Pub vendors could face 'major headache' as number of cash buyers set to fall

By Gurjit Degun

- Last updated on GMT

Related tags Bank Managing director

Pub vendors could face 'major headache' as number of cash buyers set to fall
Vendors could be set for a “major headache” as an increasing number of cash buyers will start looking for bank funding.

That’s the view of CBRE’s Paul Breen who believes it could mean sales take longer to go through — and cause some deals to fail.

“We are going to see more deals subject to bank funding; people only have so much cash,” said Breen. “That’s going to be a major headache for vendors because there is more ‘conditionality’ involved.”

He said relying on bank funding takes longer for sales to go through because banks have tight criteria. “With a bank, it can take from three to six months to buy a pub,” Breen said. “The bank is usually going to find something that it is not happy with and it will pull out of deals.

“Something can come out of the woodwork to cause a deal to fail.”

Simon Hall, director and head of pubs at Fleurets, has concerns about fewer cash buyers coming forward for better-quality pubs.

“I think the market is still dominated by cash buyers, which includes people who have other assets such as another pub. There are no signs of that slowing down,” he said.

“However, as property prices increase because of better stock on the market, it will start limiting the number of cash buyers.”

Stephen Taylor, managing director at Guy Simmonds, disagrees. He said: “There are an awful lot of cash buyers — it’s almost infinite. I’m amazed at how many there are. There are lots of people in fortunate positions having sold their property.”

Taylor said he is seeing buyers looking for a change in career after being made redundant from a City job. He labelled them “shrewd”, explaining they will buy only at the right price.

Neil Morgan, director of pubs at Christie+Co added: “The fact is that the majority of pubs on the market are from the tail end of pubco estates or through administrations, which are purchased for site value rather than for their trading performance. The buyers for this sort of site are predominantly experienced operators who may have exited the sector at the peak of the market and are seeking a re-entry point. And in these cases, cash is available for such acquisitions (and the banks are more reluctant to lend at this end of the spectrum).
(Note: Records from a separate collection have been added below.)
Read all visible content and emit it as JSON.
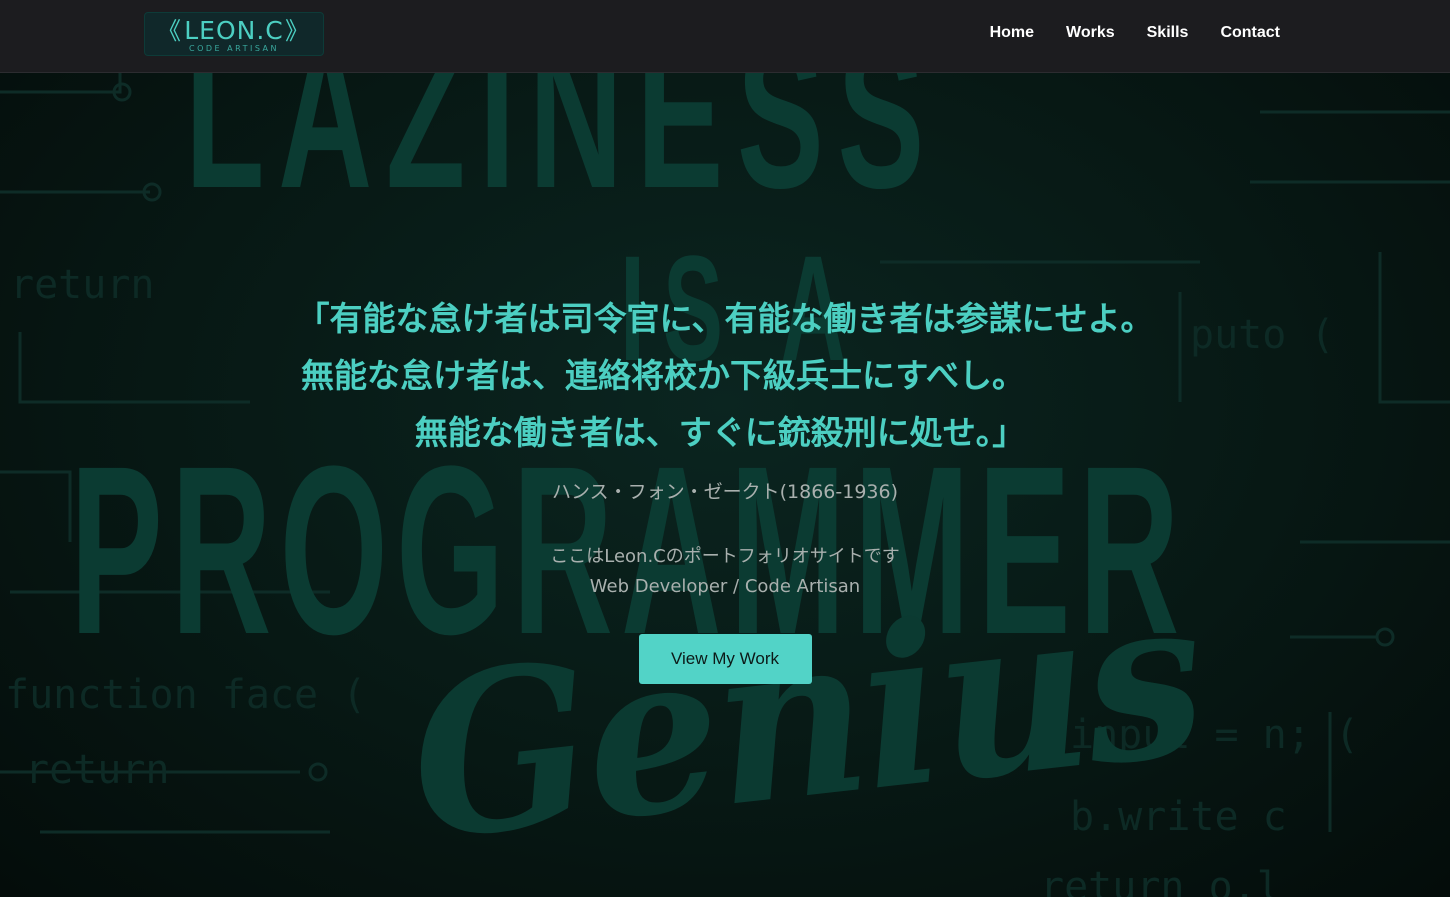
{
  "header": {
    "logo": {
      "name": "LEON.C",
      "subtitle": "CODE ARTISAN",
      "bracket_left": "《",
      "bracket_right": "》"
    },
    "nav": [
      {
        "label": "Home"
      },
      {
        "label": "Works"
      },
      {
        "label": "Skills"
      },
      {
        "label": "Contact"
      }
    ]
  },
  "background": {
    "headline_words": [
      "LAZINESS",
      "IS A",
      "PROGRAMMER",
      "Genius"
    ],
    "code_fragments": [
      "return",
      "function face (",
      "return",
      "input = n; (",
      "b.write c",
      "return o.l",
      "puto ("
    ]
  },
  "hero": {
    "quote_lines": [
      "「有能な怠け者は司令官に、有能な働き者は参謀にせよ。",
      "無能な怠け者は、連絡将校か下級兵士にすべし。",
      "無能な働き者は、すぐに銃殺刑に処せ。」"
    ],
    "attribution": "ハンス・フォン・ゼークト(1866-1936)",
    "intro_line1": "ここはLeon.Cのポートフォリオサイトです",
    "intro_line2": "Web Developer / Code Artisan",
    "cta_label": "View My Work"
  },
  "colors": {
    "accent": "#52d3c7",
    "quote_text": "#4ccfc2",
    "header_bg": "#1c1c1f",
    "page_bg": "#061210",
    "muted_text": "#a9b0ae"
  }
}
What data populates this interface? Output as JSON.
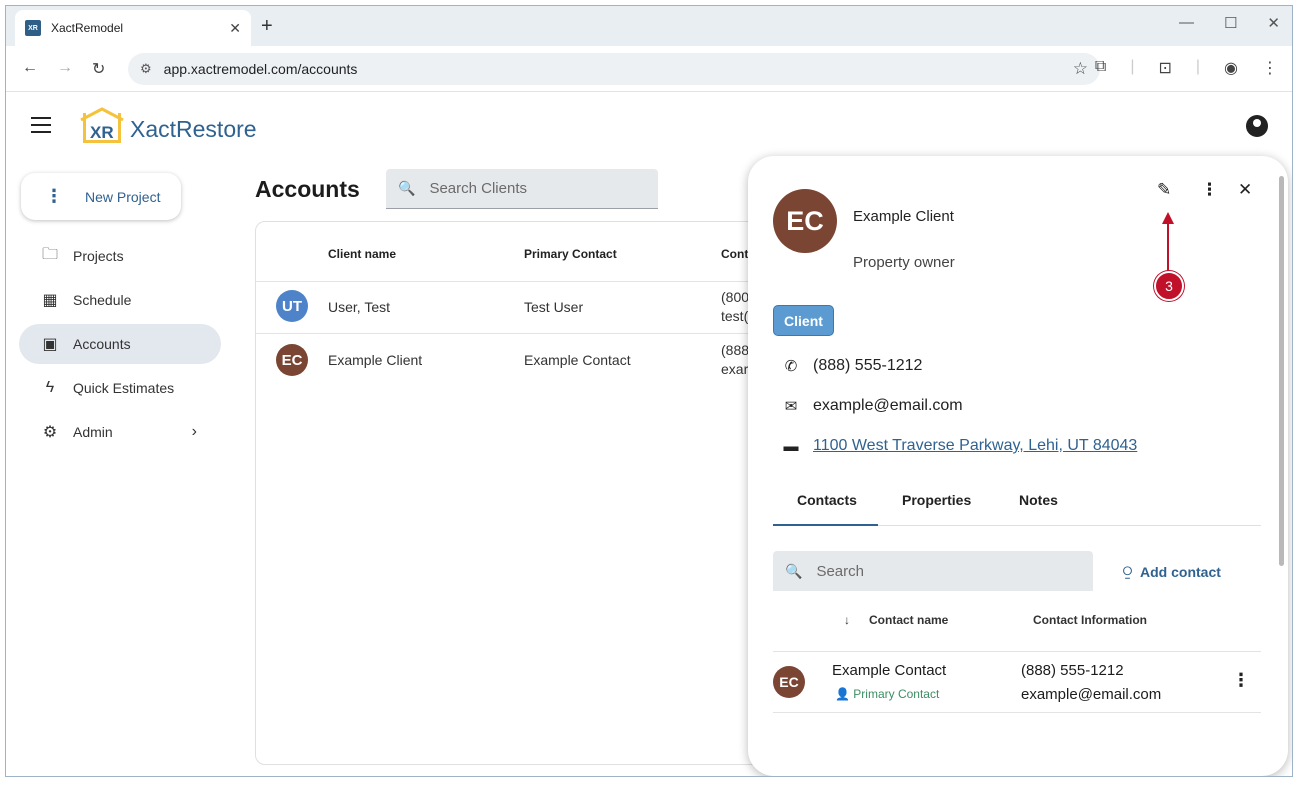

“In our experience, pubs of a higher quality are usually taken up by the pubcos, national and regional, or by private equity companies which will have access to funding, so for us cash isn’t a key driver at the higher end of the market.”

Related topics Property law

Related news